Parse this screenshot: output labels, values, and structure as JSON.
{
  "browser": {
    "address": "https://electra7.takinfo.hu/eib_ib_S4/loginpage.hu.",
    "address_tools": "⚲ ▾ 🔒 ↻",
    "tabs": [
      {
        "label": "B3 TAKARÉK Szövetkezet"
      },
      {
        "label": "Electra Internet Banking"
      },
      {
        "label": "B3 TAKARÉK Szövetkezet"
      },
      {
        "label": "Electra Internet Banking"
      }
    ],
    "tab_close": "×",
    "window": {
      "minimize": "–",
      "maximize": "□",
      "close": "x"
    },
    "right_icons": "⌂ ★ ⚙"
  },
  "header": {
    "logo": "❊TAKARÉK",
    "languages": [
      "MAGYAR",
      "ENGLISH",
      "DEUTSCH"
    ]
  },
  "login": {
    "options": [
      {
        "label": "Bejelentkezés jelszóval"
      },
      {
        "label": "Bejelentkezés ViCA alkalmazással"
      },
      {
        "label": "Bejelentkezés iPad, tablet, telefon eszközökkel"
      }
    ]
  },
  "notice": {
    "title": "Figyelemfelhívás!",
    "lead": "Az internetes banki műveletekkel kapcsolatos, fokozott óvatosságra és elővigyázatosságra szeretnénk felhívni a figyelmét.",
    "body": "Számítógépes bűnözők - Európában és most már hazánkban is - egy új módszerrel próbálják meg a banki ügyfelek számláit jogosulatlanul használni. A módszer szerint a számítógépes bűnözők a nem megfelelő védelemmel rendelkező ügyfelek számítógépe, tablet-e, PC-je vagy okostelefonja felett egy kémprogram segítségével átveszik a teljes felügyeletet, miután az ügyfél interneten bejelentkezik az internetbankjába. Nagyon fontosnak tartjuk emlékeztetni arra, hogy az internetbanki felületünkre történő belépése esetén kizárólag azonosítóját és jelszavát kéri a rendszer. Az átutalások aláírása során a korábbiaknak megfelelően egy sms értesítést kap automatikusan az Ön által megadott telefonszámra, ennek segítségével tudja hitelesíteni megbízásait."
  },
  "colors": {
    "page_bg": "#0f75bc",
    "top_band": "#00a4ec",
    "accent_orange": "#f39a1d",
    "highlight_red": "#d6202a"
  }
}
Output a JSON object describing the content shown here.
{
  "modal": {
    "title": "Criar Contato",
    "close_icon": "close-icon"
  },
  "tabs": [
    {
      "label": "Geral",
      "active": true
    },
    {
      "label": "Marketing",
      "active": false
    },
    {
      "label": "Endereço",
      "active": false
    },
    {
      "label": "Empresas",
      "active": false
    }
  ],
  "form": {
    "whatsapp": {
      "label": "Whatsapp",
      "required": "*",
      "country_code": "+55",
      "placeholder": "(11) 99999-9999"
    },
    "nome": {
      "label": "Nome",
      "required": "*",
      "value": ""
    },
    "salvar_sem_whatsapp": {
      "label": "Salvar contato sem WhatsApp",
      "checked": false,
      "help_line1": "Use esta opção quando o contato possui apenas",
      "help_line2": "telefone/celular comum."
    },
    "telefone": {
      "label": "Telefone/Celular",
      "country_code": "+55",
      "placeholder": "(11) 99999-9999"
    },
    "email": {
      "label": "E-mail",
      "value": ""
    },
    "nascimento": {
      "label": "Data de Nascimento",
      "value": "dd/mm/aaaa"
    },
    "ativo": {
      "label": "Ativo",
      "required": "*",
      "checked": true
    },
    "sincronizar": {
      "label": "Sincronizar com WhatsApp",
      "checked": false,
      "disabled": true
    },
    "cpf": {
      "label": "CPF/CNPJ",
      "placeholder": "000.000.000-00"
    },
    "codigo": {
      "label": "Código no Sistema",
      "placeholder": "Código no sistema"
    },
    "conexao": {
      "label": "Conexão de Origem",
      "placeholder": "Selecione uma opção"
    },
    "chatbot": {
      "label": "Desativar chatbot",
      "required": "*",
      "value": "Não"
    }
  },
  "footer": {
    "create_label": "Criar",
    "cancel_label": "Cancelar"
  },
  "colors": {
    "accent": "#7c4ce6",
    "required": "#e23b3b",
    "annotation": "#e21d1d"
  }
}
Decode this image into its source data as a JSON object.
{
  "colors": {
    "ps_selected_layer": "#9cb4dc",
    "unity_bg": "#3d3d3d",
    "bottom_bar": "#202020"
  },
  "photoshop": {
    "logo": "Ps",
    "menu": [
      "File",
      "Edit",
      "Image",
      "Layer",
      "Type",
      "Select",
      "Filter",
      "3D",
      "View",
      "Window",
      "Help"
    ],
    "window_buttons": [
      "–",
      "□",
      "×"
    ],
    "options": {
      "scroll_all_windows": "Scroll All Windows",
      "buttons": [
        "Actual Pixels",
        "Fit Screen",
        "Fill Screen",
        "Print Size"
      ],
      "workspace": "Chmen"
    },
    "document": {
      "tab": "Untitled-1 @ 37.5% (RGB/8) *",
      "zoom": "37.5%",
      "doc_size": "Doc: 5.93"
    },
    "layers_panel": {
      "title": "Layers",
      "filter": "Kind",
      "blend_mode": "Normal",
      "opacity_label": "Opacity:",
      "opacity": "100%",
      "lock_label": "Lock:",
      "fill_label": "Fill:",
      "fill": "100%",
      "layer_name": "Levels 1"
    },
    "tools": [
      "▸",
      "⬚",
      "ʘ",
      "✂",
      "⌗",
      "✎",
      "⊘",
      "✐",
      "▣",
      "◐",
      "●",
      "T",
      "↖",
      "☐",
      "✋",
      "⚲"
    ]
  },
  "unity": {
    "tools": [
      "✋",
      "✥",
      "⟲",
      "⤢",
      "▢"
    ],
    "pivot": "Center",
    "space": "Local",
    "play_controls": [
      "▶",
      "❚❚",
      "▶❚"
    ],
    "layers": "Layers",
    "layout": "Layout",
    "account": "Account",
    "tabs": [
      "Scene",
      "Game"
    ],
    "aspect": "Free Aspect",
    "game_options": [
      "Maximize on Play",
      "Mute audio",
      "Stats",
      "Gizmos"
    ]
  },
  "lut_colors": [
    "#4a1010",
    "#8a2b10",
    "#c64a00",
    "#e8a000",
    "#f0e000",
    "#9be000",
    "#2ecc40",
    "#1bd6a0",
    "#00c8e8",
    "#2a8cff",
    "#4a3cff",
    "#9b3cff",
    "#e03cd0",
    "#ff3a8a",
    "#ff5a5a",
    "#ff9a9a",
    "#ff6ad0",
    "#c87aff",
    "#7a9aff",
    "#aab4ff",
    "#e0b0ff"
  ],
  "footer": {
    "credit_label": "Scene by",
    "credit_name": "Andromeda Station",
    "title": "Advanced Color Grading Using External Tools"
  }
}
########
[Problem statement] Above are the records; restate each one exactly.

[Task result]
Parse this screenshot: output labels, values, and structure as JSON.
{
  "browser": {
    "address": "https://electra7.takinfo.hu/eib_ib_S4/loginpage.hu.",
    "address_tools": "⚲ ▾ 🔒 ↻",
    "tabs": [
      {
        "label": "B3 TAKARÉK Szövetkezet"
      },
      {
        "label": "Electra Internet Banking"
      },
      {
        "label": "B3 TAKARÉK Szövetkezet"
      },
      {
        "label": "Electra Internet Banking"
      }
    ],
    "tab_close": "×",
    "window": {
      "minimize": "–",
      "maximize": "□",
      "close": "x"
    },
    "right_icons": "⌂ ★ ⚙"
  },
  "header": {
    "logo": "❊TAKARÉK",
    "languages": [
      "MAGYAR",
      "ENGLISH",
      "DEUTSCH"
    ]
  },
  "login": {
    "options": [
      {
        "label": "Bejelentkezés jelszóval"
      },
      {
        "label": "Bejelentkezés ViCA alkalmazással"
      },
      {
        "label": "Bejelentkezés iPad, tablet, telefon eszközökkel"
      }
    ]
  },
  "notice": {
    "title": "Figyelemfelhívás!",
    "lead": "Az internetes banki műveletekkel kapcsolatos, fokozott óvatosságra és elővigyázatosságra szeretnénk felhívni a figyelmét.",
    "body": "Számítógépes bűnözők - Európában és most már hazánkban is - egy új módszerrel próbálják meg a banki ügyfelek számláit jogosulatlanul használni. A módszer szerint a számítógépes bűnözők a nem megfelelő védelemmel rendelkező ügyfelek számítógépe, tablet-e, PC-je vagy okostelefonja felett egy kémprogram segítségével átveszik a teljes felügyeletet, miután az ügyfél interneten bejelentkezik az internetbankjába. Nagyon fontosnak tartjuk emlékeztetni arra, hogy az internetbanki felületünkre történő belépése esetén kizárólag azonosítóját és jelszavát kéri a rendszer. Az átutalások aláírása során a korábbiaknak megfelelően egy sms értesítést kap automatikusan az Ön által megadott telefonszámra, ennek segítségével tudja hitelesíteni megbízásait."
  },
  "colors": {
    "page_bg": "#0f75bc",
    "top_band": "#00a4ec",
    "accent_orange": "#f39a1d",
    "highlight_red": "#d6202a"
  }
}
Output a JSON object describing the content shown here.
{
  "modal": {
    "title": "Criar Contato",
    "close_icon": "close-icon"
  },
  "tabs": [
    {
      "label": "Geral",
      "active": true
    },
    {
      "label": "Marketing",
      "active": false
    },
    {
      "label": "Endereço",
      "active": false
    },
    {
      "label": "Empresas",
      "active": false
    }
  ],
  "form": {
    "whatsapp": {
      "label": "Whatsapp",
      "required": "*",
      "country_code": "+55",
      "placeholder": "(11) 99999-9999"
    },
    "nome": {
      "label": "Nome",
      "required": "*",
      "value": ""
    },
    "salvar_sem_whatsapp": {
      "label": "Salvar contato sem WhatsApp",
      "checked": false,
      "help_line1": "Use esta opção quando o contato possui apenas",
      "help_line2": "telefone/celular comum."
    },
    "telefone": {
      "label": "Telefone/Celular",
      "country_code": "+55",
      "placeholder": "(11) 99999-9999"
    },
    "email": {
      "label": "E-mail",
      "value": ""
    },
    "nascimento": {
      "label": "Data de Nascimento",
      "value": "dd/mm/aaaa"
    },
    "ativo": {
      "label": "Ativo",
      "required": "*",
      "checked": true
    },
    "sincronizar": {
      "label": "Sincronizar com WhatsApp",
      "checked": false,
      "disabled": true
    },
    "cpf": {
      "label": "CPF/CNPJ",
      "placeholder": "000.000.000-00"
    },
    "codigo": {
      "label": "Código no Sistema",
      "placeholder": "Código no sistema"
    },
    "conexao": {
      "label": "Conexão de Origem",
      "placeholder": "Selecione uma opção"
    },
    "chatbot": {
      "label": "Desativar chatbot",
      "required": "*",
      "value": "Não"
    }
  },
  "footer": {
    "create_label": "Criar",
    "cancel_label": "Cancelar"
  },
  "colors": {
    "accent": "#7c4ce6",
    "required": "#e23b3b",
    "annotation": "#e21d1d"
  }
}
Decode this image into its source data as a JSON object.
{
  "colors": {
    "ps_selected_layer": "#9cb4dc",
    "unity_bg": "#3d3d3d",
    "bottom_bar": "#202020"
  },
  "photoshop": {
    "logo": "Ps",
    "menu": [
      "File",
      "Edit",
      "Image",
      "Layer",
      "Type",
      "Select",
      "Filter",
      "3D",
      "View",
      "Window",
      "Help"
    ],
    "window_buttons": [
      "–",
      "□",
      "×"
    ],
    "options": {
      "scroll_all_windows": "Scroll All Windows",
      "buttons": [
        "Actual Pixels",
        "Fit Screen",
        "Fill Screen",
        "Print Size"
      ],
      "workspace": "Chmen"
    },
    "document": {
      "tab": "Untitled-1 @ 37.5% (RGB/8) *",
      "zoom": "37.5%",
      "doc_size": "Doc: 5.93"
    },
    "layers_panel": {
      "title": "Layers",
      "filter": "Kind",
      "blend_mode": "Normal",
      "opacity_label": "Opacity:",
      "opacity": "100%",
      "lock_label": "Lock:",
      "fill_label": "Fill:",
      "fill": "100%",
      "layer_name": "Levels 1"
    },
    "tools": [
      "▸",
      "⬚",
      "ʘ",
      "✂",
      "⌗",
      "✎",
      "⊘",
      "✐",
      "▣",
      "◐",
      "●",
      "T",
      "↖",
      "☐",
      "✋",
      "⚲"
    ]
  },
  "unity": {
    "tools": [
      "✋",
      "✥",
      "⟲",
      "⤢",
      "▢"
    ],
    "pivot": "Center",
    "space": "Local",
    "play_controls": [
      "▶",
      "❚❚",
      "▶❚"
    ],
    "layers": "Layers",
    "layout": "Layout",
    "account": "Account",
    "tabs": [
      "Scene",
      "Game"
    ],
    "aspect": "Free Aspect",
    "game_options": [
      "Maximize on Play",
      "Mute audio",
      "Stats",
      "Gizmos"
    ]
  },
  "lut_colors": [
    "#4a1010",
    "#8a2b10",
    "#c64a00",
    "#e8a000",
    "#f0e000",
    "#9be000",
    "#2ecc40",
    "#1bd6a0",
    "#00c8e8",
    "#2a8cff",
    "#4a3cff",
    "#9b3cff",
    "#e03cd0",
    "#ff3a8a",
    "#ff5a5a",
    "#ff9a9a",
    "#ff6ad0",
    "#c87aff",
    "#7a9aff",
    "#aab4ff",
    "#e0b0ff"
  ],
  "footer": {
    "credit_label": "Scene by",
    "credit_name": "Andromeda Station",
    "title": "Advanced Color Grading Using External Tools"
  }
}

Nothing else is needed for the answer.